> About this exercise
Below is a block of records; repeat all of them exactly.

(Records from a data collection)

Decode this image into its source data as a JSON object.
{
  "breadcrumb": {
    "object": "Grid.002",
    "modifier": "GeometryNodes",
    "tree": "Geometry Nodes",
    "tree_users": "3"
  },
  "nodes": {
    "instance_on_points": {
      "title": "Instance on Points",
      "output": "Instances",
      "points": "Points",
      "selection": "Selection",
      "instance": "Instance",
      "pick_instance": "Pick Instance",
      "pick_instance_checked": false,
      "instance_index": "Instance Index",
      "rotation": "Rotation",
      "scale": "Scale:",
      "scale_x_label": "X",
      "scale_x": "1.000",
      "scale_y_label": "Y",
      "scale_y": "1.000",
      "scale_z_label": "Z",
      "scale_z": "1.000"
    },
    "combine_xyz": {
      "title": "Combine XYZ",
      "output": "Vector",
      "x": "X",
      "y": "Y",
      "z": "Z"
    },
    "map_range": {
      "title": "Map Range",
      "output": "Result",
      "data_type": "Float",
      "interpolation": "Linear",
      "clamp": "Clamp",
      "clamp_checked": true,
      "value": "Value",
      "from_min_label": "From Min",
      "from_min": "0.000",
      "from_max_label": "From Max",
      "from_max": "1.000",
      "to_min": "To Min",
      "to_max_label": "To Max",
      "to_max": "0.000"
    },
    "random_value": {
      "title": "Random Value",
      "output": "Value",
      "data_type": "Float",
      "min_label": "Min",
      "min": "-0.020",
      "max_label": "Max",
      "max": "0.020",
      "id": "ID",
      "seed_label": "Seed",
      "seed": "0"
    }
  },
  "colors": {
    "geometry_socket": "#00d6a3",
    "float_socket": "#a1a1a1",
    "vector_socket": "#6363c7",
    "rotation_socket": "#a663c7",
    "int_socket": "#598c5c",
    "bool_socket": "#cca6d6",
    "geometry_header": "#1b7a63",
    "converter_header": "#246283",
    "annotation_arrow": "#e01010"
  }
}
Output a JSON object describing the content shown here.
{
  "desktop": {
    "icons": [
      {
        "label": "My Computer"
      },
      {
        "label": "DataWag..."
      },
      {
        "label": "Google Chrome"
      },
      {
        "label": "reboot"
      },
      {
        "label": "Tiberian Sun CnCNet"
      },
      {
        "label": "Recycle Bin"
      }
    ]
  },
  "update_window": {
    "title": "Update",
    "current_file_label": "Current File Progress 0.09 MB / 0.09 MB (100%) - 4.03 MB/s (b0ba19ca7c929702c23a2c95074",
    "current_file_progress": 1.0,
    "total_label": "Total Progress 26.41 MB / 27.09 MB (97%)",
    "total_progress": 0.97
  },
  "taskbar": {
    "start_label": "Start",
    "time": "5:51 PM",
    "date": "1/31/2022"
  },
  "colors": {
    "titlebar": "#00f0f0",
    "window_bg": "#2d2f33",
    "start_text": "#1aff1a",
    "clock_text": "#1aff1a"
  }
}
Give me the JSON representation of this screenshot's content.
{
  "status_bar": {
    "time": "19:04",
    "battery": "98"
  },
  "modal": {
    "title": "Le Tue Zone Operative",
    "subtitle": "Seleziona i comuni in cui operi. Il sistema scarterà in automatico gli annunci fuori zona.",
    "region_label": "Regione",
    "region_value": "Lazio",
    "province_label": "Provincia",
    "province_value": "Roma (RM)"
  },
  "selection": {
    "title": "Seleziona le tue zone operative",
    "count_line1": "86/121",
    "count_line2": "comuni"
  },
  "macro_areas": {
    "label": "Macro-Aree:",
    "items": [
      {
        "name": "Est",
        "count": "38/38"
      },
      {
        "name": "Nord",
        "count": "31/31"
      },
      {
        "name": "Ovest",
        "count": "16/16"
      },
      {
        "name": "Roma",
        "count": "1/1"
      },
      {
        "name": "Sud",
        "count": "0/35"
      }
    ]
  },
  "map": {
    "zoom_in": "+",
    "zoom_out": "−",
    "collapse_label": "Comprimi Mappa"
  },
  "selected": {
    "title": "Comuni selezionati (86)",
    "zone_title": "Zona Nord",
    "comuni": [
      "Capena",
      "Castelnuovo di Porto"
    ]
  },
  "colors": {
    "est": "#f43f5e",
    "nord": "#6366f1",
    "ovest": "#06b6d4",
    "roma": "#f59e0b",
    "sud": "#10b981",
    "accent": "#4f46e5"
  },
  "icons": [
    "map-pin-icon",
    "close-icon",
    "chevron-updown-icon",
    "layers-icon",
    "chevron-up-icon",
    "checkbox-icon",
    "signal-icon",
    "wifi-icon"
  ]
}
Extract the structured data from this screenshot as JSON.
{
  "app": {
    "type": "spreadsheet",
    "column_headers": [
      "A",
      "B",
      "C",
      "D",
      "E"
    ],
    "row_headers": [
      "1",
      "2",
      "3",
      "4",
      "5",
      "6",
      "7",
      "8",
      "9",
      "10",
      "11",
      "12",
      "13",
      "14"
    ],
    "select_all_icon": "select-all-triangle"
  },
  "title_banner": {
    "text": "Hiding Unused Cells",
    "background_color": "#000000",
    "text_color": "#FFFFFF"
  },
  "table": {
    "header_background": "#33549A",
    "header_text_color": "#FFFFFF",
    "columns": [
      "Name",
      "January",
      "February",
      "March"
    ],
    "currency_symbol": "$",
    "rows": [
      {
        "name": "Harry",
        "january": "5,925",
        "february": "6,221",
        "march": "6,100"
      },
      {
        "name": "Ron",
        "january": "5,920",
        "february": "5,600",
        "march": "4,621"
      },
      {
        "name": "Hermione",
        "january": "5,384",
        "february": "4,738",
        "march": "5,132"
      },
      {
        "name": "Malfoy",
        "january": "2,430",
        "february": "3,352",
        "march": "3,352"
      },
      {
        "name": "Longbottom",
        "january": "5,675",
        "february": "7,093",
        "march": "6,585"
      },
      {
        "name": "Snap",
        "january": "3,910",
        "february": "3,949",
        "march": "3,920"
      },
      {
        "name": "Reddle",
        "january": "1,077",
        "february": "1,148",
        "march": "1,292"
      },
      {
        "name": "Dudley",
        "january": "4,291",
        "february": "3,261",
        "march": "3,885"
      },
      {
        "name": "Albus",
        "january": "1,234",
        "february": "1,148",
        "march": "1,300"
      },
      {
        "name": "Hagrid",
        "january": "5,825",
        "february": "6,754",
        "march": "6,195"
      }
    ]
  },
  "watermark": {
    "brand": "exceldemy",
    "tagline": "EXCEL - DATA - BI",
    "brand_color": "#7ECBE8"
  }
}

> Answer below
Decode this image into its source data as a JSON object.
{
  "breadcrumb": {
    "object": "Grid.002",
    "modifier": "GeometryNodes",
    "tree": "Geometry Nodes",
    "tree_users": "3"
  },
  "nodes": {
    "instance_on_points": {
      "title": "Instance on Points",
      "output": "Instances",
      "points": "Points",
      "selection": "Selection",
      "instance": "Instance",
      "pick_instance": "Pick Instance",
      "pick_instance_checked": false,
      "instance_index": "Instance Index",
      "rotation": "Rotation",
      "scale": "Scale:",
      "scale_x_label": "X",
      "scale_x": "1.000",
      "scale_y_label": "Y",
      "scale_y": "1.000",
      "scale_z_label": "Z",
      "scale_z": "1.000"
    },
    "combine_xyz": {
      "title": "Combine XYZ",
      "output": "Vector",
      "x": "X",
      "y": "Y",
      "z": "Z"
    },
    "map_range": {
      "title": "Map Range",
      "output": "Result",
      "data_type": "Float",
      "interpolation": "Linear",
      "clamp": "Clamp",
      "clamp_checked": true,
      "value": "Value",
      "from_min_label": "From Min",
      "from_min": "0.000",
      "from_max_label": "From Max",
      "from_max": "1.000",
      "to_min": "To Min",
      "to_max_label": "To Max",
      "to_max": "0.000"
    },
    "random_value": {
      "title": "Random Value",
      "output": "Value",
      "data_type": "Float",
      "min_label": "Min",
      "min": "-0.020",
      "max_label": "Max",
      "max": "0.020",
      "id": "ID",
      "seed_label": "Seed",
      "seed": "0"
    }
  },
  "colors": {
    "geometry_socket": "#00d6a3",
    "float_socket": "#a1a1a1",
    "vector_socket": "#6363c7",
    "rotation_socket": "#a663c7",
    "int_socket": "#598c5c",
    "bool_socket": "#cca6d6",
    "geometry_header": "#1b7a63",
    "converter_header": "#246283",
    "annotation_arrow": "#e01010"
  }
}
Output a JSON object describing the content shown here.
{
  "desktop": {
    "icons": [
      {
        "label": "My Computer"
      },
      {
        "label": "DataWag..."
      },
      {
        "label": "Google Chrome"
      },
      {
        "label": "reboot"
      },
      {
        "label": "Tiberian Sun CnCNet"
      },
      {
        "label": "Recycle Bin"
      }
    ]
  },
  "update_window": {
    "title": "Update",
    "current_file_label": "Current File Progress 0.09 MB / 0.09 MB (100%) - 4.03 MB/s (b0ba19ca7c929702c23a2c95074",
    "current_file_progress": 1.0,
    "total_label": "Total Progress 26.41 MB / 27.09 MB (97%)",
    "total_progress": 0.97
  },
  "taskbar": {
    "start_label": "Start",
    "time": "5:51 PM",
    "date": "1/31/2022"
  },
  "colors": {
    "titlebar": "#00f0f0",
    "window_bg": "#2d2f33",
    "start_text": "#1aff1a",
    "clock_text": "#1aff1a"
  }
}
Give me the JSON representation of this screenshot's content.
{
  "status_bar": {
    "time": "19:04",
    "battery": "98"
  },
  "modal": {
    "title": "Le Tue Zone Operative",
    "subtitle": "Seleziona i comuni in cui operi. Il sistema scarterà in automatico gli annunci fuori zona.",
    "region_label": "Regione",
    "region_value": "Lazio",
    "province_label": "Provincia",
    "province_value": "Roma (RM)"
  },
  "selection": {
    "title": "Seleziona le tue zone operative",
    "count_line1": "86/121",
    "count_line2": "comuni"
  },
  "macro_areas": {
    "label": "Macro-Aree:",
    "items": [
      {
        "name": "Est",
        "count": "38/38"
      },
      {
        "name": "Nord",
        "count": "31/31"
      },
      {
        "name": "Ovest",
        "count": "16/16"
      },
      {
        "name": "Roma",
        "count": "1/1"
      },
      {
        "name": "Sud",
        "count": "0/35"
      }
    ]
  },
  "map": {
    "zoom_in": "+",
    "zoom_out": "−",
    "collapse_label": "Comprimi Mappa"
  },
  "selected": {
    "title": "Comuni selezionati (86)",
    "zone_title": "Zona Nord",
    "comuni": [
      "Capena",
      "Castelnuovo di Porto"
    ]
  },
  "colors": {
    "est": "#f43f5e",
    "nord": "#6366f1",
    "ovest": "#06b6d4",
    "roma": "#f59e0b",
    "sud": "#10b981",
    "accent": "#4f46e5"
  },
  "icons": [
    "map-pin-icon",
    "close-icon",
    "chevron-updown-icon",
    "layers-icon",
    "chevron-up-icon",
    "checkbox-icon",
    "signal-icon",
    "wifi-icon"
  ]
}
Extract the structured data from this screenshot as JSON.
{
  "app": {
    "type": "spreadsheet",
    "column_headers": [
      "A",
      "B",
      "C",
      "D",
      "E"
    ],
    "row_headers": [
      "1",
      "2",
      "3",
      "4",
      "5",
      "6",
      "7",
      "8",
      "9",
      "10",
      "11",
      "12",
      "13",
      "14"
    ],
    "select_all_icon": "select-all-triangle"
  },
  "title_banner": {
    "text": "Hiding Unused Cells",
    "background_color": "#000000",
    "text_color": "#FFFFFF"
  },
  "table": {
    "header_background": "#33549A",
    "header_text_color": "#FFFFFF",
    "columns": [
      "Name",
      "January",
      "February",
      "March"
    ],
    "currency_symbol": "$",
    "rows": [
      {
        "name": "Harry",
        "january": "5,925",
        "february": "6,221",
        "march": "6,100"
      },
      {
        "name": "Ron",
        "january": "5,920",
        "february": "5,600",
        "march": "4,621"
      },
      {
        "name": "Hermione",
        "january": "5,384",
        "february": "4,738",
        "march": "5,132"
      },
      {
        "name": "Malfoy",
        "january": "2,430",
        "february": "3,352",
        "march": "3,352"
      },
      {
        "name": "Longbottom",
        "january": "5,675",
        "february": "7,093",
        "march": "6,585"
      },
      {
        "name": "Snap",
        "january": "3,910",
        "february": "3,949",
        "march": "3,920"
      },
      {
        "name": "Reddle",
        "january": "1,077",
        "february": "1,148",
        "march": "1,292"
      },
      {
        "name": "Dudley",
        "january": "4,291",
        "february": "3,261",
        "march": "3,885"
      },
      {
        "name": "Albus",
        "january": "1,234",
        "february": "1,148",
        "march": "1,300"
      },
      {
        "name": "Hagrid",
        "january": "5,825",
        "february": "6,754",
        "march": "6,195"
      }
    ]
  },
  "watermark": {
    "brand": "exceldemy",
    "tagline": "EXCEL - DATA - BI",
    "brand_color": "#7ECBE8"
  }
}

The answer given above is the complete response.